[INSTRUCTIONS TO FOLLOW]:
Any picture among the records should be left out, please; retype the rest exactly.

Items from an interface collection
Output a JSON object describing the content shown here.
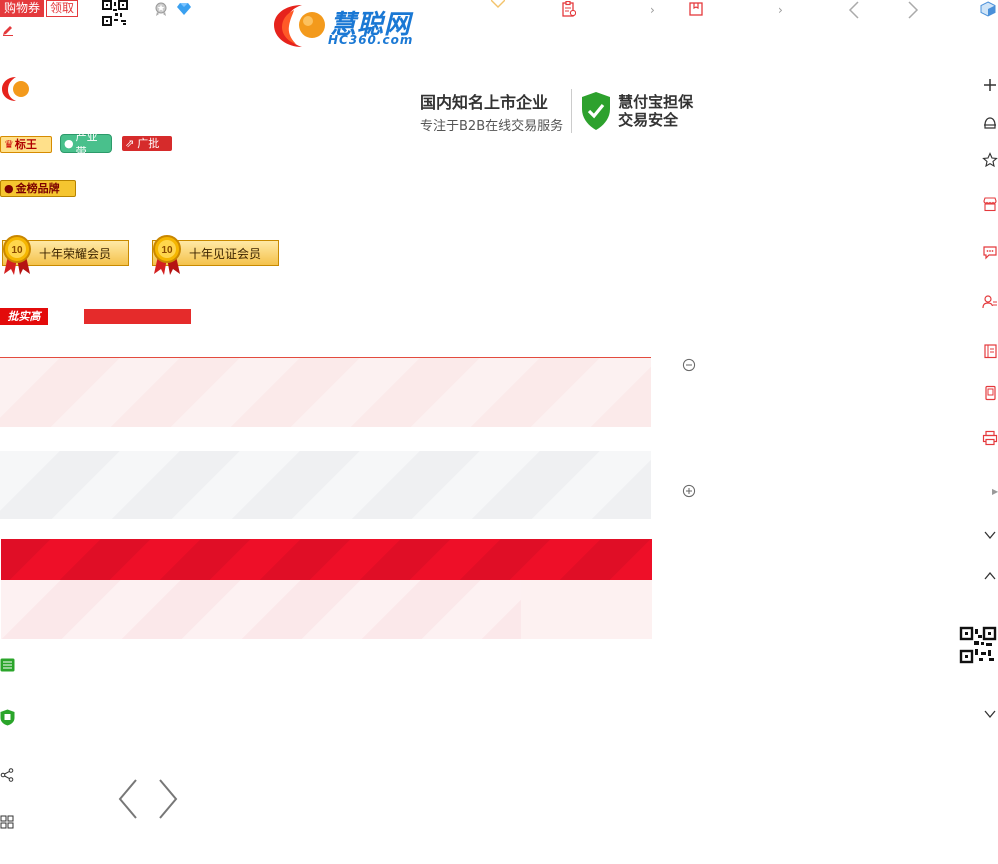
{
  "topbar": {
    "coupon_label": "购物券",
    "coupon_action": "领取",
    "logo_text": "慧聪网",
    "logo_domain": "HC360.com",
    "chevron": "›"
  },
  "promo": {
    "line1": "国内知名上市企业",
    "line2": "专注于B2B在线交易服务",
    "right1": "慧付宝担保",
    "right2": "交易安全"
  },
  "tags": {
    "biaowang": "标王",
    "chandai": "产业带",
    "guangpi": "广批",
    "jinbang": "金榜品牌"
  },
  "awards": {
    "award1": "十年荣耀会员",
    "award2": "十年见证会员",
    "number": "10"
  },
  "badges": {
    "pishi": "批实高"
  },
  "colors": {
    "brand_red": "#e4393c",
    "brand_blue": "#1a78d4",
    "banner_red": "#ee0f28"
  },
  "icons": {
    "sidebar": [
      "plus-icon",
      "helmet-icon",
      "star-icon",
      "store-icon",
      "chat-icon",
      "contact-icon",
      "catalog-icon",
      "phone-icon",
      "printer-icon",
      "chevron-down-icon",
      "chevron-up-icon",
      "qr-code-icon",
      "chevron-down-icon"
    ]
  }
}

[WRITTEN SOLUTION]:
Output a JSON object describing the content shown here.
{
  "topbar": {
    "coupon_label": "购物券",
    "coupon_action": "领取",
    "logo_text": "慧聪网",
    "logo_domain": "HC360.com",
    "chevron": "›"
  },
  "promo": {
    "line1": "国内知名上市企业",
    "line2": "专注于B2B在线交易服务",
    "right1": "慧付宝担保",
    "right2": "交易安全"
  },
  "tags": {
    "biaowang": "标王",
    "chandai": "产业带",
    "guangpi": "广批",
    "jinbang": "金榜品牌"
  },
  "awards": {
    "award1": "十年荣耀会员",
    "award2": "十年见证会员",
    "number": "10"
  },
  "badges": {
    "pishi": "批实高"
  },
  "colors": {
    "brand_red": "#e4393c",
    "brand_blue": "#1a78d4",
    "banner_red": "#ee0f28"
  },
  "icons": {
    "sidebar": [
      "plus-icon",
      "helmet-icon",
      "star-icon",
      "store-icon",
      "chat-icon",
      "contact-icon",
      "catalog-icon",
      "phone-icon",
      "printer-icon",
      "chevron-down-icon",
      "chevron-up-icon",
      "qr-code-icon",
      "chevron-down-icon"
    ]
  }
}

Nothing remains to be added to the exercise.